Toronto, the association’s third-best three-point shooting team (39.4 percent) used the triple effectively as well, going 13-for-35 (37 percent). And it was the three that pulled them back to within single-digits with 5:37 left in the fourth.
The Raptors were paced by 27 and 29 points from their All-Star back court of Kyle Lowry and DeMar DeRozan respectively, it was bench scorer Ross who was the constant in every Toronto run. Ross, who finished with 24 points, also tallied a team-best plus-8 point differential.
Golden State was once again led by the three-headed offensive attack of Curry (27 points), Klay Thompson (21) and Durant (22) who also grabbed a game-high 17 rebounds while recording a game-high five blocks.
Draymond Green, who finished with 14 points, six rebounds and 10 assists, said that games like this provide both positives on which to build and negatives with which to build upon:

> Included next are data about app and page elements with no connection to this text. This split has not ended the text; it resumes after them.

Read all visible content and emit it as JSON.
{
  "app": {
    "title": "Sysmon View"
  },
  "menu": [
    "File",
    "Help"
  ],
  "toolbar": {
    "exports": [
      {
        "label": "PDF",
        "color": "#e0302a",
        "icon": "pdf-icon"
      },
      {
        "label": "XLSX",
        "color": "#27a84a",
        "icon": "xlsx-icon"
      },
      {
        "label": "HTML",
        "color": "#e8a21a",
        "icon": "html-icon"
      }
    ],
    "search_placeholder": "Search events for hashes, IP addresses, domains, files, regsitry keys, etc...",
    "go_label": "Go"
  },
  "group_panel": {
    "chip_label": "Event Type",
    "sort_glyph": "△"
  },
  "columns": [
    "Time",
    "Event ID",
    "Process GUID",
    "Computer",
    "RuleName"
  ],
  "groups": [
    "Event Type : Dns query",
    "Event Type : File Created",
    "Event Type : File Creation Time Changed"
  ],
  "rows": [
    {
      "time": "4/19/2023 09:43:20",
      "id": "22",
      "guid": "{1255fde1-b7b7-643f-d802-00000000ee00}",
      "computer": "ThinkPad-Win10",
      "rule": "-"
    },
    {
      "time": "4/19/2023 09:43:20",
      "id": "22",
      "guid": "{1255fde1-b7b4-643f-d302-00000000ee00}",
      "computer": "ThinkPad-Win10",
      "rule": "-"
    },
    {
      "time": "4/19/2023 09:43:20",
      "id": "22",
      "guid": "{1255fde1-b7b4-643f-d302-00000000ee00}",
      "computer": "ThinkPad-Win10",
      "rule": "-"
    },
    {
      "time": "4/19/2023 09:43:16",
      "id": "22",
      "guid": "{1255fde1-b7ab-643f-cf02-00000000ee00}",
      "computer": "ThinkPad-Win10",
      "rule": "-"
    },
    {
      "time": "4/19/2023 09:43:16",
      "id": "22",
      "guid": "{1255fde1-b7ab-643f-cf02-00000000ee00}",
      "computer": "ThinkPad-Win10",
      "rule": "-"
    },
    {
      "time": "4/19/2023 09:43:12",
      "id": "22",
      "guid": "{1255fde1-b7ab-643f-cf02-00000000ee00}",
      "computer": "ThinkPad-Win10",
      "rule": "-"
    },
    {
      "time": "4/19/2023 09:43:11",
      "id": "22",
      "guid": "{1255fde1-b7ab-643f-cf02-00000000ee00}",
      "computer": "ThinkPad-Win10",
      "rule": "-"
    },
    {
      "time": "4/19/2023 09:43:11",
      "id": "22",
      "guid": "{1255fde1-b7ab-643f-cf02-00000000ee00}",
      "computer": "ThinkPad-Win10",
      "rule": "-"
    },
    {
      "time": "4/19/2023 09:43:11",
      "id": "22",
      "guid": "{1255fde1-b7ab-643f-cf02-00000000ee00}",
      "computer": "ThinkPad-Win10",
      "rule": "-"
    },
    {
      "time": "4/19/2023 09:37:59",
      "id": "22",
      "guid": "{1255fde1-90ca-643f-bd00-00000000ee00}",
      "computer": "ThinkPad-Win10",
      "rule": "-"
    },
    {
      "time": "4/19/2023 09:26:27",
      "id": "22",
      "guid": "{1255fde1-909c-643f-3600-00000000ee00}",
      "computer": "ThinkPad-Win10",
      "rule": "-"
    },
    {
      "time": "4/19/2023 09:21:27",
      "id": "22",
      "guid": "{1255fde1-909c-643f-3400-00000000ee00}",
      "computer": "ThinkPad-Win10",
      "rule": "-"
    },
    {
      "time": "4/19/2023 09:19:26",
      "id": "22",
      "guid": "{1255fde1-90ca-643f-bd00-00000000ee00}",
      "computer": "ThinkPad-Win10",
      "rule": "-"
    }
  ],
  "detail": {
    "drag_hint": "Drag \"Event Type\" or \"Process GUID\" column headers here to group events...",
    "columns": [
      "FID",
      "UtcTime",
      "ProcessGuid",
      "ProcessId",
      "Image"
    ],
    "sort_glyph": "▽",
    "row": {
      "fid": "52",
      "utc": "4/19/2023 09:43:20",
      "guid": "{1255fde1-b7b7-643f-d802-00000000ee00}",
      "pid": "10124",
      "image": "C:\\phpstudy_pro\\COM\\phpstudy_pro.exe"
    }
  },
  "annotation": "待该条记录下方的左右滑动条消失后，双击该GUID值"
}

“You definitely take note of the positives and try to build on those, but at the end of the day it’s the NBA and no win is easy, especially against one of the best teams in the league. But, at the same time, I look at the fact that we have 20 turnovers … we got to be better with that, we got to rebound the ball better.”
The Warriors improved to 11-0 in games in which Curry, Durant and Thompson each score 20 or more points. They are also 15-0 when shooting 50 percent or better from the field, and 17-0 when recording more rebounds than their opponent. … With his 29 points, DeRozan, 27, pushed his career total to 10,290 — all of which coming as a member of the Toronto Raptors — giving him the highest total in franchise history, surpassing Chris Bosh (10,275). … Collecting 33 assists on their 46 made field goals, the Warriors recorded their league-leading 22nd in which they recorded 30 assists or more. They are 21-1 in such games.